Some of you may wonder what’s involved in planning one of our STT trips. I’m sure each member of Slow Travel Tours has their own story, but I believe I can safely say that what we all have in common is careful, first-hand vetting of our locations, accommodations and vendors. At Arts Sojourn our planning usually begins two years or more before we actually offer a new location to our clients.
Barbara and I have been to Venice three or four times on our own and have long felt a Venetian Sojourn coinciding with The Biennale, arguably the most significant contemporary art fair in the world, would be a very popular offering. But we’ve always hesitated. Venice is no ordinary Italian city – the logistics are daunting!. The closest we came to a Venetian Sojourn was in 2001 when we based our group in Padova and were able to facilitate day trips into Venice from there. Barbara and I finally got up the courage (or lost our collective minds) to begin seriously planning a Venice Sojourn to correspond with the 2015 Biennale. Let me give you an idea of what planning for this Sojourn has entailed so far.
First, there were months of internet and guidebook research on the Biennale and all things related to the practicalities of navigating Venice with a small group, including airport comings and goings, vaporetto (water bus) routes, and countless other logistic issues.
Most importantly there was the task of selecting a potential host hotel. With about eight hundred hotels spread throughout the city this would not be easy. We narrowed our choices and made email contact with a few select four star hotels. What I found most interesting about this process was how important the tone and temperament of these initial emails were, for both myself and the manager of the hotel we finally decided on. One manager seemed particularly kind and I was surprised when she did not ask me for a credit card to secure the five night reservation we made for our exploratory visit.
After a pleasant stay in the beginning of June, Barbara and I had a long meeting with the manager about the specifics of a possible group booking and we inspected rooms of every category in the hotel. The manager then explained why she did not take our credit card information prior to our arrival. She said she has been in the business a long time, “and sometimes she just knows.” She has a feeling about someone. I took this as the highest of compliments, and I explained how important her demeanor was to us as well. This was Italian deal making at its finest. Trust and character. Everything face to face. It’s one of the things I love about planning a Slow Travel Tour and what I believe makes them so different from many others.
During our exploratory trip to Venice we also sampled and took notes on restaurants and cafes around our hotel and beyond in order to have first-hand recommendations at various price points for our clients. We took notes at the Santa Lucia train station on things such as where to find the least crowded automatic ticket kiosks.
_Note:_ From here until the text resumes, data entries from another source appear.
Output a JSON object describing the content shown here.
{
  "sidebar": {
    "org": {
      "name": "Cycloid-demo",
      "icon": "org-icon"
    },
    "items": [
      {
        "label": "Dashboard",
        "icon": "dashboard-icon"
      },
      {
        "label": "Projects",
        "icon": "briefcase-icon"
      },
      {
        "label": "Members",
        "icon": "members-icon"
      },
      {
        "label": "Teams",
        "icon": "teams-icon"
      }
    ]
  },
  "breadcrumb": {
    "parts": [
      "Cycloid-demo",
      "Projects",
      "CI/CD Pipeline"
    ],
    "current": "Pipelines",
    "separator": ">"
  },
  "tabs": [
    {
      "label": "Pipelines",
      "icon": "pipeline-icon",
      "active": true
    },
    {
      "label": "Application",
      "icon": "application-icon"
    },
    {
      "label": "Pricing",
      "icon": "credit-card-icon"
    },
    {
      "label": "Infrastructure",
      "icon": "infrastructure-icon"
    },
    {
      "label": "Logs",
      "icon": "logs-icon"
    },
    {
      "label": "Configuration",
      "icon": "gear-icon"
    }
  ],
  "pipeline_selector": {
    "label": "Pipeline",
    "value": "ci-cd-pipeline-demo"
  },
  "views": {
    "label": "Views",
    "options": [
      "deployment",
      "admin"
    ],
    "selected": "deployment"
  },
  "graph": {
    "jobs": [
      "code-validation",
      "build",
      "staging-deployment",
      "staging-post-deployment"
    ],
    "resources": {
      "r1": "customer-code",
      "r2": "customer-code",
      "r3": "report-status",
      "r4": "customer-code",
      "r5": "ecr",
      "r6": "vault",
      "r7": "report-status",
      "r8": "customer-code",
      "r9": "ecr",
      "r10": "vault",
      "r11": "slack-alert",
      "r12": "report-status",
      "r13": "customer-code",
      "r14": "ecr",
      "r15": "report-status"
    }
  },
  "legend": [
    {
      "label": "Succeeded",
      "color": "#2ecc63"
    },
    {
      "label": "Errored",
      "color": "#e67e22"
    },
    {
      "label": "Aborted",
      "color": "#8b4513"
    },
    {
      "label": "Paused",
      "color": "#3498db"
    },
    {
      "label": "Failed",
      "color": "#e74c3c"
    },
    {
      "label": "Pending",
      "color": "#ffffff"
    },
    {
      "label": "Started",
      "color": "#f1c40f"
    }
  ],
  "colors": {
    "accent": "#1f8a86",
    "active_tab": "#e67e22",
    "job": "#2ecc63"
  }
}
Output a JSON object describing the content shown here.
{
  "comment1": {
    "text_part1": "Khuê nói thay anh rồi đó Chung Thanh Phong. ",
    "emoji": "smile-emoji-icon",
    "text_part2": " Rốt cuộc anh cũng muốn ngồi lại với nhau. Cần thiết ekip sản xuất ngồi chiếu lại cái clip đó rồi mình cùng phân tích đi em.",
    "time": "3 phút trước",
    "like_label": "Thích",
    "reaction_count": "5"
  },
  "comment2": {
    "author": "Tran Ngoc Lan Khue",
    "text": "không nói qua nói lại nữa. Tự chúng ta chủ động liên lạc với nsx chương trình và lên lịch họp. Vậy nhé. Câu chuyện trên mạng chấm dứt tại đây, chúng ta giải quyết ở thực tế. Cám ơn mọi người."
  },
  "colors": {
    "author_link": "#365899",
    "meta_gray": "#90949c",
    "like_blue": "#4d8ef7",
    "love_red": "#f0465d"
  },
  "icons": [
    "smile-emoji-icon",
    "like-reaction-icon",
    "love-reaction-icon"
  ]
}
By the way, the kiosks nearest to the entrance have long lines, but you’ll find empty ones if you follow the corridor inside just a few more yards. It’s little bits of information like this that our clients truly appreciate.
We also spent two full days at the Biennale, taking notes, not only on the art, but on things like different types of tickets and the specifics of purchasing them. For example, we learned that a multi-day pass requires your passport for documentation, something we did not discover until our visit. This blog is not the venue for art criticism, so I will only say the Biennale was spectacular and it fired up our enthusiasm for bringing our 2015 Venetian Sojourn to fruition. What remains now is to agree with our hotel on prices and dates, various odds and ends, and writing all of our web copy. After that we can rest – at least until confirmation and orientation packages need to be prepared, airport and water taxi logistics coordinated for our clients, and a group welcome dinner organized at the trattoria we’ve already selected.
So if you’ve ever wondered what it’s like to put together a Slow Travel Tour, at least the Arts Sojourn variety, now you know. A lot of work, but a labor of love! When it all comes together a couple of years from now we’ll have that wonderful feeling of satisfaction seeing all our careful planning pay off. One of the highest compliments we’ve ever received from a client was from one gentleman who said, “I know how hard you must have worked to make this look so easy.” He totally got it.
Matthew Daub is a professional artist and university professor with works in major public and private collections throughout the United States and Europe. He has been leading plein air painting workshops in Italy since 1994. In 1999, Matthew and his wife Barbara formed Arts Sojourn as “a vacation for artists and their friends.” The program is designed to appeal to artists of all levels as well as non-artists who enjoy the company of creative people in a slow travel format.
Slow Travel Tours is an affiliation of small-group tour operators who offer personalized trips in Italy, France and other European countries.